> [ACTIVITY]: Copy each line of the records below that mentions the word "szin".

Element data from apps and pages
^^^^^^^^
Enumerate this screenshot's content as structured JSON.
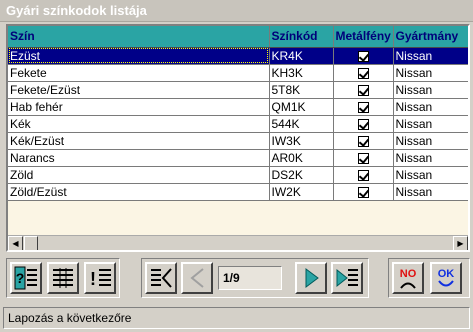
{
  "window": {
    "title": "Gyári színkodok listája"
  },
  "table": {
    "columns": [
      "Szín",
      "Színkód",
      "Metálfény",
      "Gyártmány"
    ],
    "rows": [
      {
        "szin": "Ezüst",
        "kod": "KR4K",
        "metal": true,
        "gyartmany": "Nissan",
        "selected": true
      },
      {
        "szin": "Fekete",
        "kod": "KH3K",
        "metal": true,
        "gyartmany": "Nissan"
      },
      {
        "szin": "Fekete/Ezüst",
        "kod": "5T8K",
        "metal": true,
        "gyartmany": "Nissan"
      },
      {
        "szin": "Hab fehér",
        "kod": "QM1K",
        "metal": true,
        "gyartmany": "Nissan"
      },
      {
        "szin": "Kék",
        "kod": "544K",
        "metal": true,
        "gyartmany": "Nissan"
      },
      {
        "szin": "Kék/Ezüst",
        "kod": "IW3K",
        "metal": true,
        "gyartmany": "Nissan"
      },
      {
        "szin": "Narancs",
        "kod": "AR0K",
        "metal": true,
        "gyartmany": "Nissan"
      },
      {
        "szin": "Zöld",
        "kod": "DS2K",
        "metal": true,
        "gyartmany": "Nissan"
      },
      {
        "szin": "Zöld/Ezüst",
        "kod": "IW2K",
        "metal": true,
        "gyartmany": "Nissan"
      }
    ]
  },
  "navigation": {
    "page_indicator": "1/9"
  },
  "buttons": {
    "no_label": "NO",
    "ok_label": "OK"
  },
  "status": {
    "text": "Lapozás a következőre"
  },
  "colors": {
    "header_bg": "#2aa4a4",
    "header_text": "#00007a",
    "selection_bg": "#000088",
    "grid_bg": "#fbf5e4",
    "face": "#d4d0c8"
  }
}
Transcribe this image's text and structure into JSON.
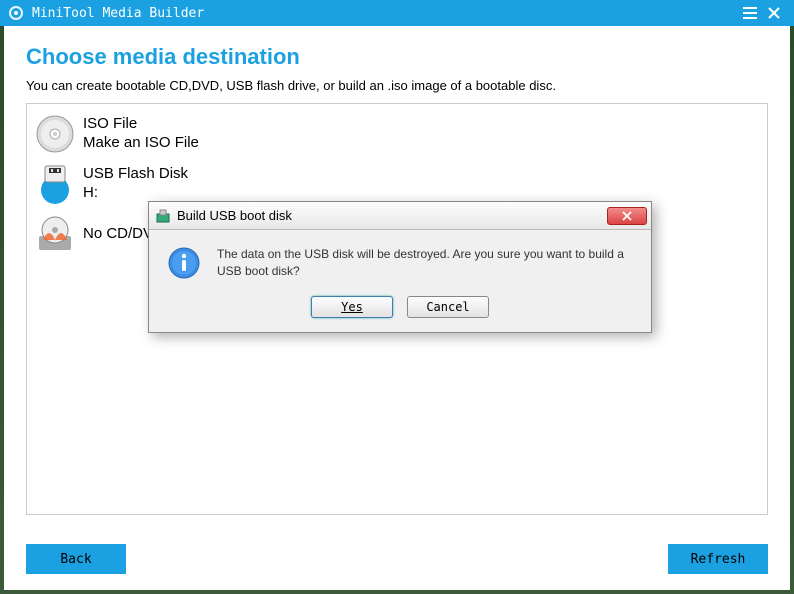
{
  "titlebar": {
    "app_name": "MiniTool Media Builder"
  },
  "page": {
    "heading": "Choose media destination",
    "subheading": "You can create bootable CD,DVD, USB flash drive, or build an .iso image of a bootable disc."
  },
  "options": [
    {
      "title": "ISO File",
      "subtitle": "Make an ISO File",
      "icon": "disc-iso"
    },
    {
      "title": "USB Flash Disk",
      "subtitle": "H:",
      "icon": "usb-disk"
    },
    {
      "title": "No CD/DVD burner",
      "subtitle": "",
      "icon": "cd-burner"
    }
  ],
  "footer": {
    "back": "Back",
    "refresh": "Refresh"
  },
  "dialog": {
    "title": "Build USB boot disk",
    "message": "The data on the USB disk will be destroyed. Are you sure you want to build a USB boot disk?",
    "yes": "Yes",
    "cancel": "Cancel"
  }
}
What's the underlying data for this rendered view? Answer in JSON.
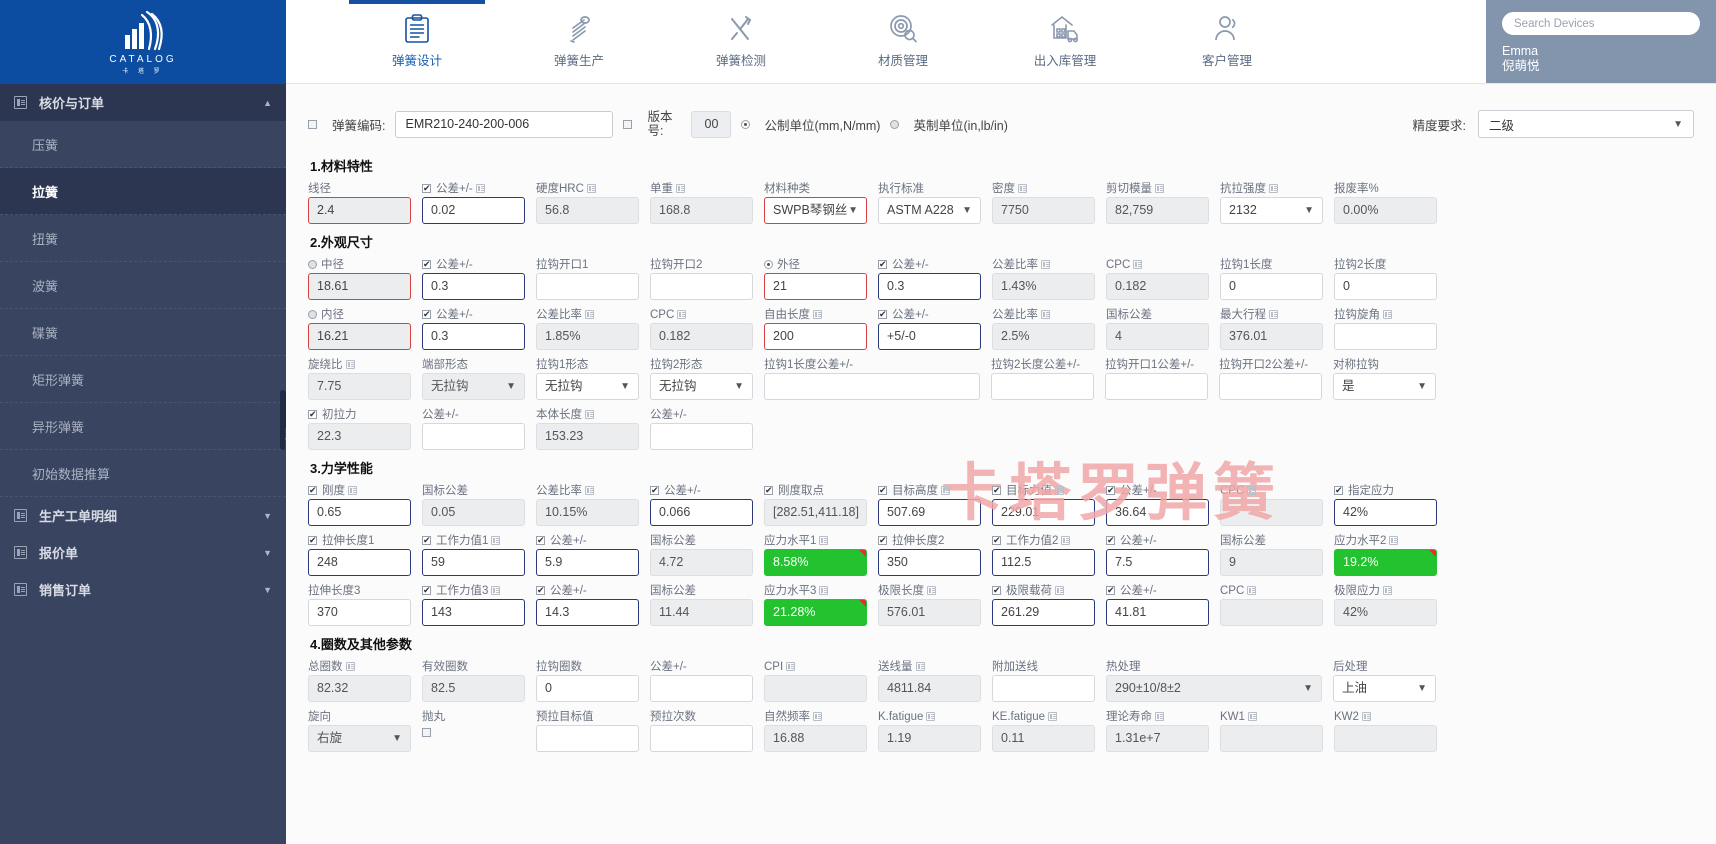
{
  "brand": {
    "name": "CATALOG",
    "sub": "卡 塔 罗"
  },
  "sidebar": {
    "groups": [
      {
        "label": "核价与订单",
        "expanded": true,
        "items": [
          "压簧",
          "拉簧",
          "扭簧",
          "波簧",
          "碟簧",
          "矩形弹簧",
          "异形弹簧",
          "初始数据推算"
        ],
        "active": "拉簧"
      },
      {
        "label": "生产工单明细",
        "expanded": false,
        "items": []
      },
      {
        "label": "报价单",
        "expanded": false,
        "items": []
      },
      {
        "label": "销售订单",
        "expanded": false,
        "items": []
      }
    ]
  },
  "topnav": {
    "tabs": [
      {
        "label": "弹簧设计",
        "icon": "clipboard-icon",
        "active": true
      },
      {
        "label": "弹簧生产",
        "icon": "spring-icon",
        "active": false
      },
      {
        "label": "弹簧检测",
        "icon": "tools-icon",
        "active": false
      },
      {
        "label": "材质管理",
        "icon": "target-search-icon",
        "active": false
      },
      {
        "label": "出入库管理",
        "icon": "warehouse-truck-icon",
        "active": false
      },
      {
        "label": "客户管理",
        "icon": "users-icon",
        "active": false
      }
    ],
    "search_placeholder": "Search Devices",
    "user": {
      "name_en": "Emma",
      "name_cn": "倪萌悦"
    }
  },
  "header": {
    "code_label": "弹簧编码:",
    "code_value": "EMR210-240-200-006",
    "version_label": "版本号:",
    "version_value": "00",
    "unit_metric": "公制单位(mm,N/mm)",
    "unit_imperial": "英制单位(in,lb/in)",
    "precision_label": "精度要求:",
    "precision_value": "二级"
  },
  "watermark": "卡塔罗弹簧",
  "sections": [
    {
      "title": "1.材料特性",
      "rows": [
        [
          {
            "label": "线径",
            "value": "2.4",
            "style": "red"
          },
          {
            "label": "公差+/-",
            "value": "0.02",
            "style": "blue",
            "checkbox": true,
            "mini": true
          },
          {
            "label": "硬度HRC",
            "value": "56.8",
            "style": "ro",
            "mini": true
          },
          {
            "label": "单重",
            "value": "168.8",
            "style": "ro",
            "mini": true
          },
          {
            "label": "材料种类",
            "value": "SWPB琴钢丝",
            "style": "redw",
            "select": true
          },
          {
            "label": "执行标准",
            "value": "ASTM A228",
            "style": "",
            "select": true
          },
          {
            "label": "密度",
            "value": "7750",
            "style": "ro",
            "mini": true
          },
          {
            "label": "剪切模量",
            "value": "82,759",
            "style": "ro",
            "mini": true
          },
          {
            "label": "抗拉强度",
            "value": "2132",
            "style": "",
            "select": true,
            "mini": true
          },
          {
            "label": "报废率%",
            "value": "0.00%",
            "style": "ro"
          }
        ]
      ]
    },
    {
      "title": "2.外观尺寸",
      "rows": [
        [
          {
            "label": "中径",
            "value": "18.61",
            "style": "red",
            "radio": true
          },
          {
            "label": "公差+/-",
            "value": "0.3",
            "style": "blue",
            "checkbox": true
          },
          {
            "label": "拉钩开口1",
            "value": "",
            "style": ""
          },
          {
            "label": "拉钩开口2",
            "value": "",
            "style": ""
          },
          {
            "label": "外径",
            "value": "21",
            "style": "redw",
            "radio": true,
            "radio_on": true
          },
          {
            "label": "公差+/-",
            "value": "0.3",
            "style": "blue",
            "checkbox": true
          },
          {
            "label": "公差比率",
            "value": "1.43%",
            "style": "ro",
            "mini": true
          },
          {
            "label": "CPC",
            "value": "0.182",
            "style": "ro",
            "mini": true
          },
          {
            "label": "拉钩1长度",
            "value": "0",
            "style": ""
          },
          {
            "label": "拉钩2长度",
            "value": "0",
            "style": ""
          }
        ],
        [
          {
            "label": "内径",
            "value": "16.21",
            "style": "red",
            "radio": true
          },
          {
            "label": "公差+/-",
            "value": "0.3",
            "style": "blue",
            "checkbox": true
          },
          {
            "label": "公差比率",
            "value": "1.85%",
            "style": "ro",
            "mini": true
          },
          {
            "label": "CPC",
            "value": "0.182",
            "style": "ro",
            "mini": true
          },
          {
            "label": "自由长度",
            "value": "200",
            "style": "redw",
            "mini": true
          },
          {
            "label": "公差+/-",
            "value": "+5/-0",
            "style": "blue",
            "checkbox": true
          },
          {
            "label": "公差比率",
            "value": "2.5%",
            "style": "ro",
            "mini": true
          },
          {
            "label": "国标公差",
            "value": "4",
            "style": "ro"
          },
          {
            "label": "最大行程",
            "value": "376.01",
            "style": "ro",
            "mini": true
          },
          {
            "label": "拉钩旋角",
            "value": "",
            "style": "",
            "mini": true
          }
        ],
        [
          {
            "label": "旋绕比",
            "value": "7.75",
            "style": "ro",
            "mini": true
          },
          {
            "label": "端部形态",
            "value": "无拉钩",
            "style": "ro",
            "select": true
          },
          {
            "label": "拉钩1形态",
            "value": "无拉钩",
            "style": "",
            "select": true
          },
          {
            "label": "拉钩2形态",
            "value": "无拉钩",
            "style": "",
            "select": true
          },
          {
            "label": "拉钩1长度公差+/-",
            "value": "",
            "style": "",
            "wide": true
          },
          {
            "label": "拉钩2长度公差+/-",
            "value": "",
            "style": ""
          },
          {
            "label": "拉钩开口1公差+/-",
            "value": "",
            "style": ""
          },
          {
            "label": "拉钩开口2公差+/-",
            "value": "",
            "style": ""
          },
          {
            "label": "对称拉钩",
            "value": "是",
            "style": "",
            "select": true
          },
          {
            "label": "",
            "value": "",
            "style": "none"
          }
        ],
        [
          {
            "label": "初拉力",
            "value": "22.3",
            "style": "ro",
            "checkbox": true
          },
          {
            "label": "公差+/-",
            "value": "",
            "style": ""
          },
          {
            "label": "本体长度",
            "value": "153.23",
            "style": "ro",
            "mini": true
          },
          {
            "label": "公差+/-",
            "value": "",
            "style": ""
          },
          {
            "label": "",
            "value": "",
            "style": "none"
          },
          {
            "label": "",
            "value": "",
            "style": "none"
          },
          {
            "label": "",
            "value": "",
            "style": "none"
          },
          {
            "label": "",
            "value": "",
            "style": "none"
          },
          {
            "label": "",
            "value": "",
            "style": "none"
          },
          {
            "label": "",
            "value": "",
            "style": "none"
          }
        ]
      ]
    },
    {
      "title": "3.力学性能",
      "rows": [
        [
          {
            "label": "刚度",
            "value": "0.65",
            "style": "blue",
            "checkbox": true,
            "mini": true
          },
          {
            "label": "国标公差",
            "value": "0.05",
            "style": "ro"
          },
          {
            "label": "公差比率",
            "value": "10.15%",
            "style": "ro",
            "mini": true
          },
          {
            "label": "公差+/-",
            "value": "0.066",
            "style": "blue",
            "checkbox": true
          },
          {
            "label": "刚度取点",
            "value": "[282.51,411.18]",
            "style": "ro",
            "checkbox": true
          },
          {
            "label": "目标高度",
            "value": "507.69",
            "style": "blue",
            "checkbox": true,
            "mini": true
          },
          {
            "label": "目标力值",
            "value": "229.01",
            "style": "blue",
            "checkbox": true,
            "mini": true
          },
          {
            "label": "公差+/-",
            "value": "36.64",
            "style": "blue",
            "checkbox": true
          },
          {
            "label": "CPC",
            "value": "",
            "style": "ro",
            "mini": true
          },
          {
            "label": "指定应力",
            "value": "42%",
            "style": "blue",
            "checkbox": true
          }
        ],
        [
          {
            "label": "拉伸长度1",
            "value": "248",
            "style": "blue",
            "checkbox": true
          },
          {
            "label": "工作力值1",
            "value": "59",
            "style": "blue",
            "checkbox": true,
            "mini": true
          },
          {
            "label": "公差+/-",
            "value": "5.9",
            "style": "blue",
            "checkbox": true
          },
          {
            "label": "国标公差",
            "value": "4.72",
            "style": "ro"
          },
          {
            "label": "应力水平1",
            "value": "8.58%",
            "style": "green",
            "mini": true
          },
          {
            "label": "拉伸长度2",
            "value": "350",
            "style": "blue",
            "checkbox": true
          },
          {
            "label": "工作力值2",
            "value": "112.5",
            "style": "blue",
            "checkbox": true,
            "mini": true
          },
          {
            "label": "公差+/-",
            "value": "7.5",
            "style": "blue",
            "checkbox": true
          },
          {
            "label": "国标公差",
            "value": "9",
            "style": "ro"
          },
          {
            "label": "应力水平2",
            "value": "19.2%",
            "style": "green",
            "mini": true
          }
        ],
        [
          {
            "label": "拉伸长度3",
            "value": "370",
            "style": ""
          },
          {
            "label": "工作力值3",
            "value": "143",
            "style": "blue",
            "checkbox": true,
            "mini": true
          },
          {
            "label": "公差+/-",
            "value": "14.3",
            "style": "blue",
            "checkbox": true
          },
          {
            "label": "国标公差",
            "value": "11.44",
            "style": "ro"
          },
          {
            "label": "应力水平3",
            "value": "21.28%",
            "style": "green",
            "mini": true
          },
          {
            "label": "极限长度",
            "value": "576.01",
            "style": "ro",
            "mini": true
          },
          {
            "label": "极限载荷",
            "value": "261.29",
            "style": "blue",
            "checkbox": true,
            "mini": true
          },
          {
            "label": "公差+/-",
            "value": "41.81",
            "style": "blue",
            "checkbox": true
          },
          {
            "label": "CPC",
            "value": "",
            "style": "ro",
            "mini": true
          },
          {
            "label": "极限应力",
            "value": "42%",
            "style": "ro",
            "mini": true
          }
        ]
      ]
    },
    {
      "title": "4.圈数及其他参数",
      "rows": [
        [
          {
            "label": "总圈数",
            "value": "82.32",
            "style": "ro",
            "mini": true
          },
          {
            "label": "有效圈数",
            "value": "82.5",
            "style": "ro"
          },
          {
            "label": "拉钩圈数",
            "value": "0",
            "style": ""
          },
          {
            "label": "公差+/-",
            "value": "",
            "style": ""
          },
          {
            "label": "CPI",
            "value": "",
            "style": "ro",
            "mini": true
          },
          {
            "label": "送线量",
            "value": "4811.84",
            "style": "ro",
            "mini": true
          },
          {
            "label": "附加送线",
            "value": "",
            "style": ""
          },
          {
            "label": "热处理",
            "value": "290±10/8±2",
            "style": "ro",
            "select": true,
            "wide2": true
          },
          {
            "label": "后处理",
            "value": "上油",
            "style": "",
            "select": true
          }
        ],
        [
          {
            "label": "旋向",
            "value": "右旋",
            "style": "ro",
            "select": true
          },
          {
            "label": "抛丸",
            "value": "",
            "style": "checkonly"
          },
          {
            "label": "预拉目标值",
            "value": "",
            "style": ""
          },
          {
            "label": "预拉次数",
            "value": "",
            "style": ""
          },
          {
            "label": "自然频率",
            "value": "16.88",
            "style": "ro",
            "mini": true
          },
          {
            "label": "K.fatigue",
            "value": "1.19",
            "style": "ro",
            "mini": true
          },
          {
            "label": "KE.fatigue",
            "value": "0.11",
            "style": "ro",
            "mini": true
          },
          {
            "label": "理论寿命",
            "value": "1.31e+7",
            "style": "ro",
            "mini": true
          },
          {
            "label": "KW1",
            "value": "",
            "style": "ro",
            "mini": true
          },
          {
            "label": "KW2",
            "value": "",
            "style": "ro",
            "mini": true
          }
        ]
      ]
    }
  ]
}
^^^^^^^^
> [RESPONSE FOR THIS EXERCISE]:
        "szin": "Ezüst",
        "szin": "Fekete",
        "szin": "Fekete/Ezüst",
        "szin": "Hab fehér",
        "szin": "Kék",
        "szin": "Kék/Ezüst",
        "szin": "Narancs",
        "szin": "Zöld",
        "szin": "Zöld/Ezüst",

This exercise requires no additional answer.